Governments are gradually getting on board. So far, 16 countries in sub-Saharan Africa have included CrAg screening in their national guidelines, many with support from the Clinton Health Access Initiative, which recently began working with country ministries of health to develop screening strategies, strengthen supply chains and raise awareness of cryptococcal meningitis among health care workers. Alisat Sadiq had never heard of the disease when she came to work several years ago as a counselor at Mulago Hospital in Kampala, the capital of Uganda. But upon seeing the patients—heads draped with wet cloths, eyes squinting in the light—she thought back to the many people in her home village who had gotten headaches and soon after gone “crazy.” Family members had tied them to their beds for fear they might wander away, and within weeks, she recalls, the wailing finally stopped. “No one knew it was crypto,” she says. And anyway, there were no drugs then, “so everyone died.”

Today, Mulago is ground zero for research on CrAg LFA. Thanks to CrAg screening, those diagnosed before they’ve developed symptoms are getting the treatment they need as part of the research trial. But the big question, says Boulware, is what will happen when the study ends and the burden of funding falls to the government. “It’s one thing for countries to include screening in the guidelines,” he says. “But there are a lot of recommended guidelines that never actually get implemented, especially when there’s no donor money to support it.”

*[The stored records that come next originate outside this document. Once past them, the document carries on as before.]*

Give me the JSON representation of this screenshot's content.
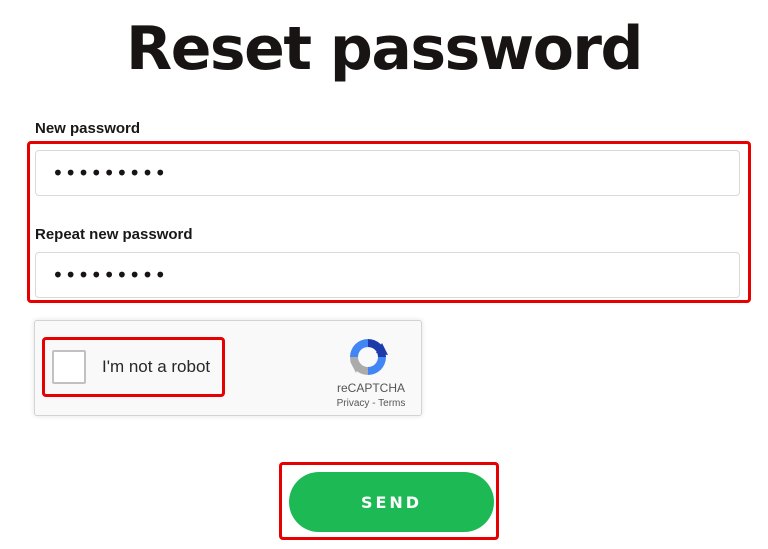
{
  "page": {
    "title": "Reset password"
  },
  "form": {
    "new_password": {
      "label": "New password",
      "value": "•••••••••"
    },
    "repeat_password": {
      "label": "Repeat new password",
      "value": "•••••••••"
    }
  },
  "recaptcha": {
    "checkbox_label": "I'm not a robot",
    "brand": "reCAPTCHA",
    "privacy_link": "Privacy",
    "separator": " - ",
    "terms_link": "Terms",
    "checked": false
  },
  "actions": {
    "send_label": "SEND"
  },
  "colors": {
    "accent": "#1db954",
    "highlight": "#e60000",
    "title": "#191414"
  },
  "icons": {
    "recaptcha_logo": "recaptcha-logo-icon"
  }
}
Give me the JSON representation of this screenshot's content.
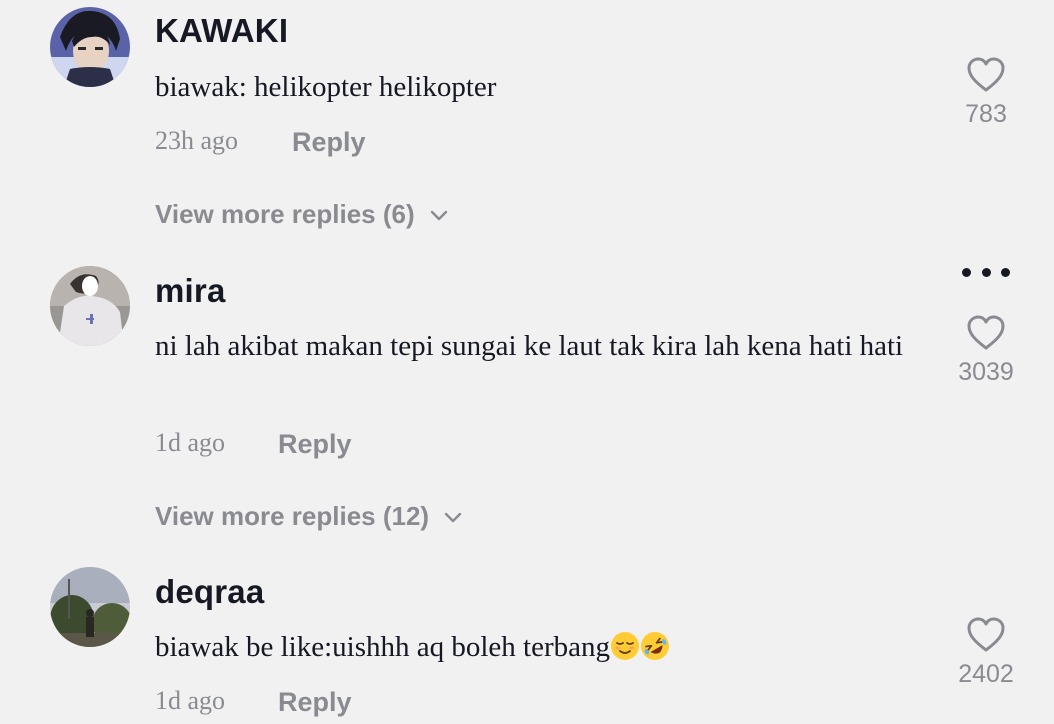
{
  "comments": [
    {
      "username": "KAWAKI",
      "text": "biawak: helikopter helikopter",
      "time": "23h ago",
      "reply_label": "Reply",
      "more_replies_label": "View more replies (6)",
      "likes": "783",
      "avatar_icon": "anime-character-avatar"
    },
    {
      "username": "mira",
      "text": "ni lah akibat makan tepi sungai ke laut tak kira lah kena hati hati",
      "time": "1d ago",
      "reply_label": "Reply",
      "more_replies_label": "View more replies (12)",
      "likes": "3039",
      "avatar_icon": "person-photo-avatar"
    },
    {
      "username": "deqraa",
      "text": "biawak be like:uishhh aq boleh terbang",
      "text_emojis": [
        "relieved-face-emoji",
        "rolling-on-floor-laughing-emoji"
      ],
      "time": "1d ago",
      "reply_label": "Reply",
      "likes": "2402",
      "avatar_icon": "outdoor-photo-avatar"
    }
  ],
  "icons": {
    "like": "heart-outline-icon",
    "more_options": "more-horizontal-icon",
    "expand": "chevron-down-icon"
  },
  "colors": {
    "background": "#f1f1f2",
    "primary_text": "#161823",
    "secondary_text": "#8a8b91"
  }
}
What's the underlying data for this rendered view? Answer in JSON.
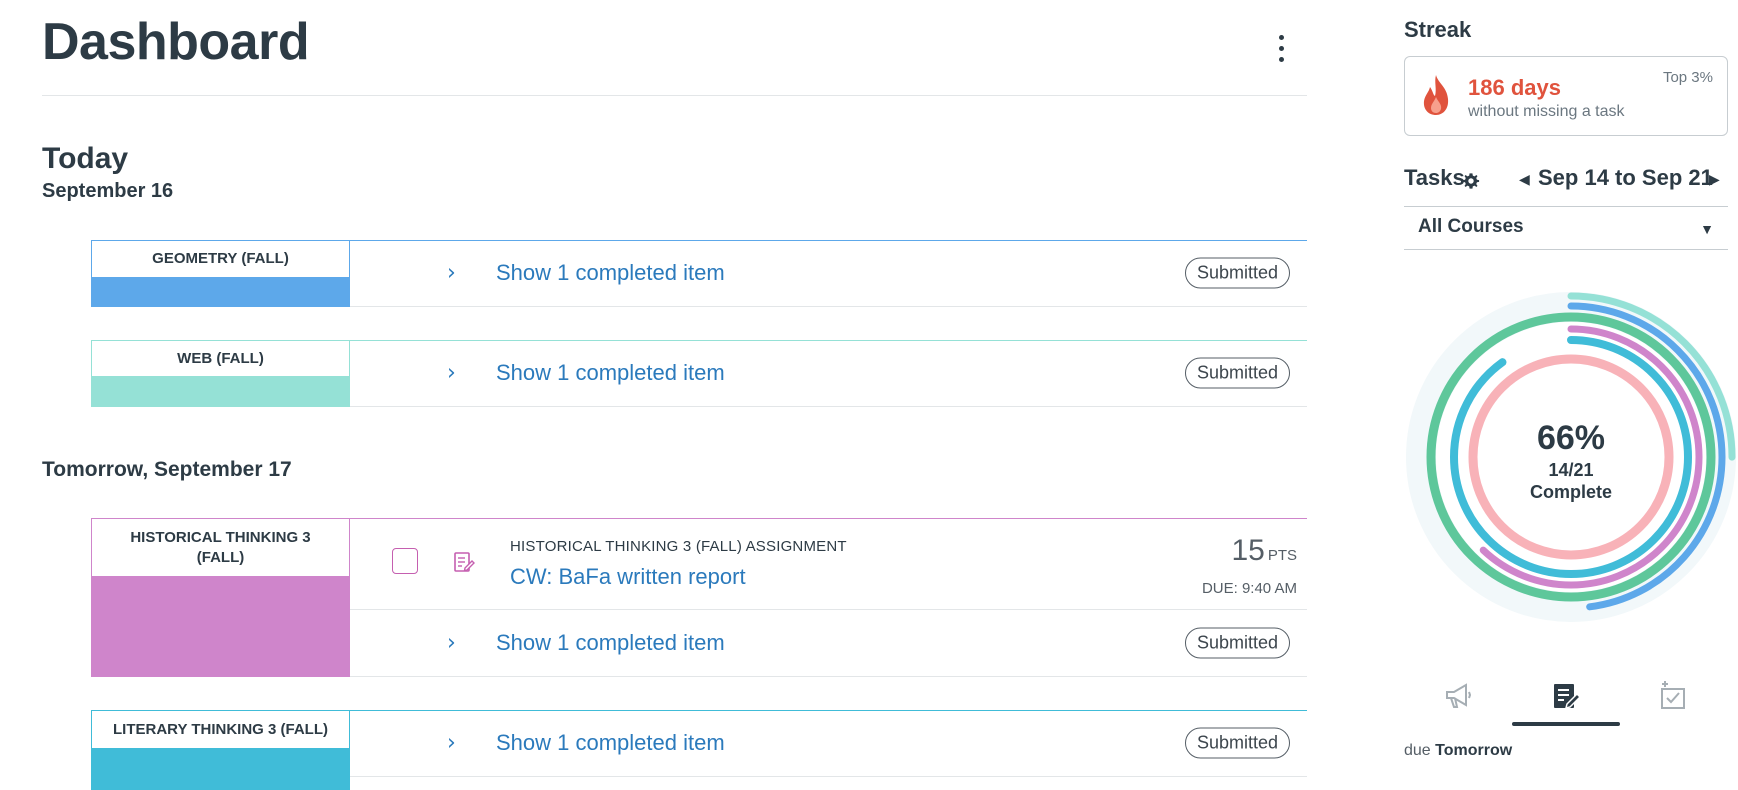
{
  "header": {
    "title": "Dashboard",
    "menu_icon": "kebab-icon"
  },
  "days": [
    {
      "title": "Today",
      "date": "September 16"
    },
    {
      "title": "Tomorrow, September 17"
    }
  ],
  "groups": [
    {
      "course": "GEOMETRY (FALL)",
      "color": "#5da8ea",
      "text_color": "#2b7abc",
      "completed": "Show 1 completed item",
      "status": "Submitted"
    },
    {
      "course": "WEB (FALL)",
      "color": "#95e1d6",
      "text_color": "#2b7abc",
      "completed": "Show 1 completed item",
      "status": "Submitted"
    },
    {
      "course": "HISTORICAL THINKING 3 (FALL)",
      "color": "#cf85cb",
      "text_color": "#2b7abc",
      "assignment": {
        "type": "HISTORICAL THINKING 3 (FALL) ASSIGNMENT",
        "title": "CW: BaFa written report",
        "points": "15",
        "points_label": "PTS",
        "due": "DUE: 9:40 AM",
        "icon": "assignment-icon"
      },
      "completed": "Show 1 completed item",
      "status": "Submitted"
    },
    {
      "course": "LITERARY THINKING 3 (FALL)",
      "color": "#40bcd8",
      "text_color": "#2b7abc",
      "completed": "Show 1 completed item",
      "status": "Submitted"
    }
  ],
  "sidebar": {
    "streak": {
      "heading": "Streak",
      "days": "186 days",
      "subtitle": "without missing a task",
      "rank": "Top 3%",
      "icon": "flame-icon"
    },
    "tasks": {
      "heading": "Tasks",
      "range": "Sep 14 to Sep 21",
      "filter": "All Courses"
    },
    "progress": {
      "percent": "66%",
      "fraction": "14/21",
      "label": "Complete",
      "rings": [
        {
          "color": "#95e1d6",
          "fraction": 0.25
        },
        {
          "color": "#5da8ea",
          "fraction": 0.48
        },
        {
          "color": "#5ec79b",
          "fraction": 1.0
        },
        {
          "color": "#cf85cb",
          "fraction": 0.62
        },
        {
          "color": "#40bcd8",
          "fraction": 0.9
        },
        {
          "color": "#f8b2b8",
          "fraction": 1.0
        }
      ]
    },
    "tabs": [
      {
        "name": "announcements-icon"
      },
      {
        "name": "assignments-icon",
        "active": true
      },
      {
        "name": "todo-add-icon"
      }
    ],
    "due": {
      "prefix": "due",
      "when": "Tomorrow"
    }
  },
  "colors": {
    "link": "#2b7abc",
    "text": "#2d3b45",
    "streak": "#e0533d"
  }
}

Which might be why, as 2016 begins, few countries have made significant headway, and only one, Rwanda, has rolled out screening at the national level. “I think it’s shameful,” says Klausner. “People know crypto as a cause of death in AIDS patients. But people expect AIDS patients to die.” And so, prostrate to fatalism, they have given up the fight against this deadly disease.

Read the full story at Newsweek.